This academic smorgasbord does more than equip you with theories and concepts. It makes you question the foundation of your most basic beliefs. As one of the few South Asian women and international students here, I struggled to name the discomfort I felt at Wake Forest. This community has changed so much in the past four years! I witnessed more than 300 of my peers attend and enjoy South Asian festivals like Holi and Diwali on campus. We heard Laverne Cox share with us her struggles and triumphs as a black, trans woman at a time when our campus (and country) was struggling with race relations. Students consistently organize for better treatment of minorities. The vandalism of the LGBTQ Center, the bucket of urine outside Imam Griggs’ door, and the infamous rap party did not go unnoticed. We question the efficacy of our service trips, invest our time in food sustainability, attend social justice retreats, and constantly reinvent the vision of Pro Humanitate It’s fascinating how transformative these experiences have been to our community! The visible and hidden diversities of Demon Deacons stands as our greatest strength.

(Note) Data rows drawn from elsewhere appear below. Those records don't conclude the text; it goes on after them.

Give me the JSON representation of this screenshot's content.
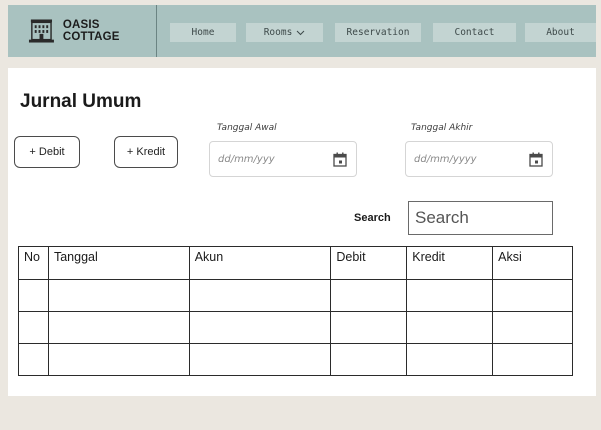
{
  "brand": {
    "name": "OASIS COTTAGE",
    "logo_icon": "building-icon"
  },
  "nav": [
    {
      "label": "Home"
    },
    {
      "label": "Rooms",
      "dropdown": true
    },
    {
      "label": "Reservation"
    },
    {
      "label": "Contact"
    },
    {
      "label": "About"
    }
  ],
  "page": {
    "title": "Jurnal Umum"
  },
  "buttons": {
    "debit": "+ Debit",
    "kredit": "+ Kredit"
  },
  "filters": {
    "start_label": "Tanggal Awal",
    "start_placeholder": "dd/mm/yyy",
    "end_label": "Tanggal Akhir",
    "end_placeholder": "dd/mm/yyyy"
  },
  "search": {
    "label": "Search",
    "placeholder": "Search"
  },
  "table": {
    "headers": [
      "No",
      "Tanggal",
      "Akun",
      "Debit",
      "Kredit",
      "Aksi"
    ],
    "rows": [
      [
        "",
        "",
        "",
        "",
        "",
        ""
      ],
      [
        "",
        "",
        "",
        "",
        "",
        ""
      ],
      [
        "",
        "",
        "",
        "",
        "",
        ""
      ]
    ]
  },
  "colors": {
    "navbar": "#a9c2c0",
    "nav_button": "#c3d4d2",
    "background": "#ebe7e0"
  }
}
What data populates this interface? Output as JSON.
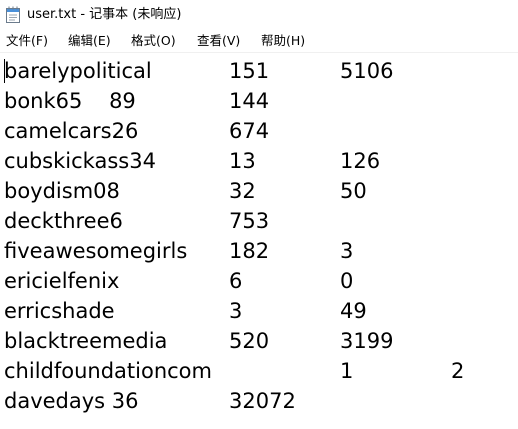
{
  "window": {
    "title": "user.txt - 记事本 (未响应)"
  },
  "menu": {
    "file": "文件(F)",
    "edit": "编辑(E)",
    "format": "格式(O)",
    "view": "查看(V)",
    "help": "帮助(H)"
  },
  "lines": [
    {
      "name": "barelypolitical",
      "c2": "151",
      "c3": "5106",
      "c4": ""
    },
    {
      "name": "bonk65    89",
      "c2": "144",
      "c3": "",
      "c4": ""
    },
    {
      "name": "camelcars26",
      "c2": "674",
      "c3": "",
      "c4": ""
    },
    {
      "name": "cubskickass34",
      "c2": "13",
      "c3": "126",
      "c4": ""
    },
    {
      "name": "boydism08",
      "c2": "32",
      "c3": "50",
      "c4": ""
    },
    {
      "name": "deckthree6",
      "c2": "753",
      "c3": "",
      "c4": ""
    },
    {
      "name": "fiveawesomegirls",
      "c2": "182",
      "c3": "3",
      "c4": ""
    },
    {
      "name": "ericielfenix",
      "c2": "6",
      "c3": "0",
      "c4": ""
    },
    {
      "name": "erricshade",
      "c2": "3",
      "c3": "49",
      "c4": ""
    },
    {
      "name": "blacktreemedia",
      "c2": "520",
      "c3": "3199",
      "c4": ""
    },
    {
      "name": "childfoundationcom",
      "c2": "",
      "c3": "1",
      "c4": "2"
    },
    {
      "name": "davedays 36",
      "c2": "32072",
      "c3": "",
      "c4": ""
    }
  ]
}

I know, my brother, that this chaotic buffet of experiences sounds overwhelming. However, when you thrive on the diversity of ideas and identities, the appeal of order fades into the background. My academics and social experiences have really pushed me to challenge myself. Dr. Ramachandran (who will never forgive me for publicly calling her “Rama mama” during our religion class one day) was discussing the exploitation of women in Indian nationalism in class when she said “There are so many ways to be different, but so little room to be”. This quote resonated with me profoundly, for she has often seen me barge into her office and angrily rant about my experiences with Orientalism, Islamophobia, racism and xenophobia. I’m glad that this campus gave me the room to celebrate the many ways in which I deviate from my peers. You too, dear brother, may struggle with how your identity is received here, but you’ll also find people who support you and help you flourish.

This is precisely the adventure that awaits you.

As you get ready to write college essays and fill out applications, you’re probably questioning your self-worth and your future. With graduation around the corner, applying to medical schools, graduate programs, and Wake Forest Fellows positions, I find myself in the same position. The prospect of future adventures excites me, but the thought of leaving this campus evokes in me a bittersweet sentiment.

To all those professors who stayed after class to indulge my curious, tangential questions: our intellectually stimulating conversations have made me who I am today. To all of my first-year residents and student advisees, who have bravely humored my attempts at mentorship and community building: you have made leaders out of mere students like me. To those at offices like Office of Multicultural Affairs, Women’s Center, Pro Humanitate Institute etc.: you make this campus a home for everyone. Lastly, to the Class of 2016: oh what adventures we’ve had from the day we walked through the arch of Hearn Plaza, to the day we walk back out of it!

And as for you, my dear brother… I can’t wait to see you at graduation! Maybe you too will consider making this campus your home, as I have.

~ Your loving sister

Aishwarya